I recently had the pleasure of attending a workshop with Tony Corbell on lighting (www.tonycorbell.com). I reread his bio after the course, when I could fully appreciate the delight of being able to pick some useful morsels from the feast of knowledge he prepared for us. To give you an idea of how exciting he is, I took an excerpt from his website bio:
"Tony has been a photographer, an educator, and an author. His photographic works have been featured in publications throughout the world. While he has worked for some of the most discerning clients in the world, he is most proud of being acknowledged and included in more than twenty-five photographic books by other photographers. Tony has photographed three U.S. presidents, The Millennium Summit Meeting of World Leaders at the United Nations, sports celebrities, almost 800 brides and grooms, and a handful of NASA astronauts."
Over the course of 3 1/2 hours, he shared his experience and personal insights on lighting. After a working conversation on key tips, pointers and techniques he wanted to highlight, we spend the bulk of the time "trying things out" together in a live studio setting.
As I've had a couple weeks to reflect on the many things I picked up from the workshop, I took a moment to thank Tony for his "game changing" workshop - at least it was game changing for me! Since "vulnerability" is one of my focus areas for 2016, I wanted to journal this experience of sharpening my photographic skill and trade in the coming months and years. This will give me something to look back and reflect upon:

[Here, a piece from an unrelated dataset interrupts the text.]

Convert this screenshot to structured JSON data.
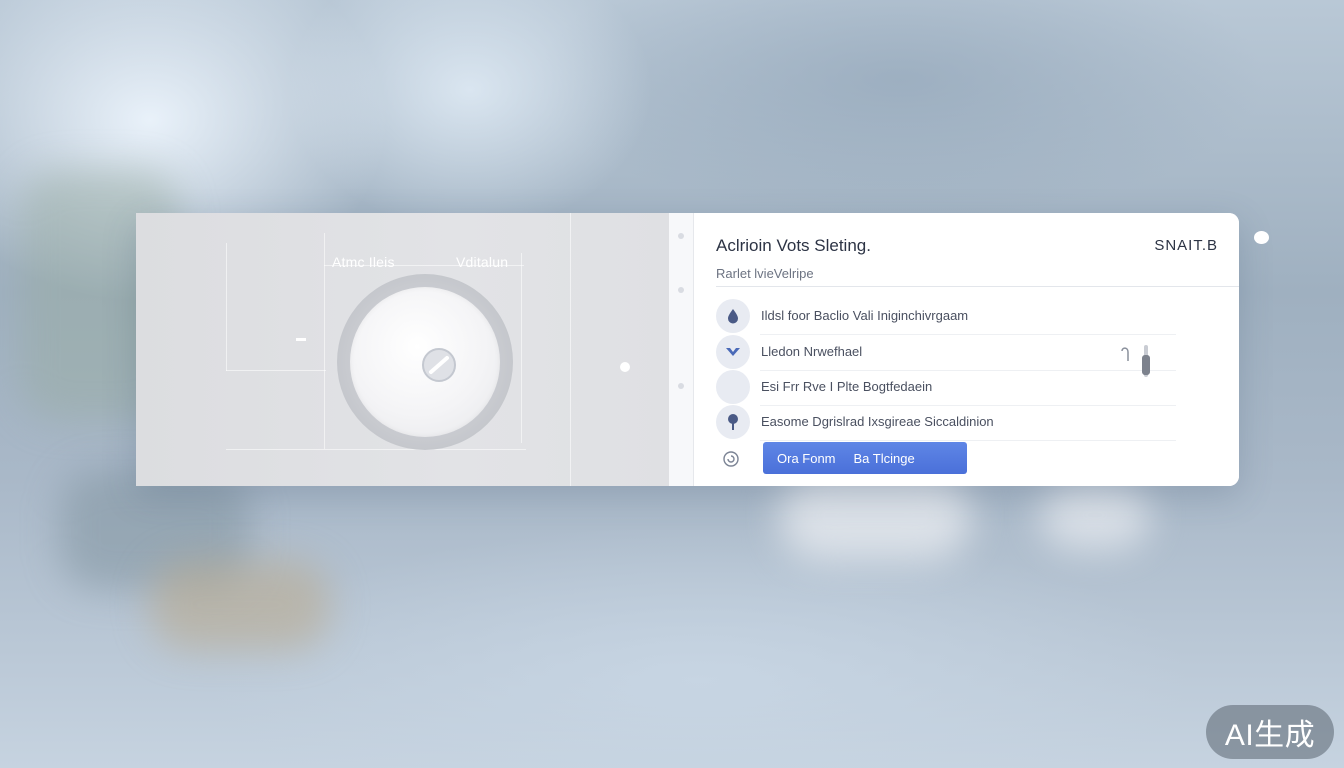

Thank you for an informative evening. While I’ve shot nature and architectural photography for years, for the first time I’m trying to make a living (or partial living) off my craft. So, I’ve been trying to figure out what I don’t know but need to know, so I can take targeted workshops, online classes, etc. to supplement my “self trained” eye.It’s both scary and exciting.You were my first go at this - it was scary and intimidating to sign up for your workshop, and the first 5 minutes were nerve wracking because the voice in my head was saying either “You’re not good enough…” or “Who the hell do you think you are?”And right away, you put me at ease. While much of what you said about lighting was new to me, and some was way over my head, you shared your experience, tips and insights with such humility, clarity, and in enough depth that I could grasp some of it…probably more than I even realize now. But, I haven’t stopped talking about your workshop with friends and family - and am excited to start putting some of what I learned into experimenting.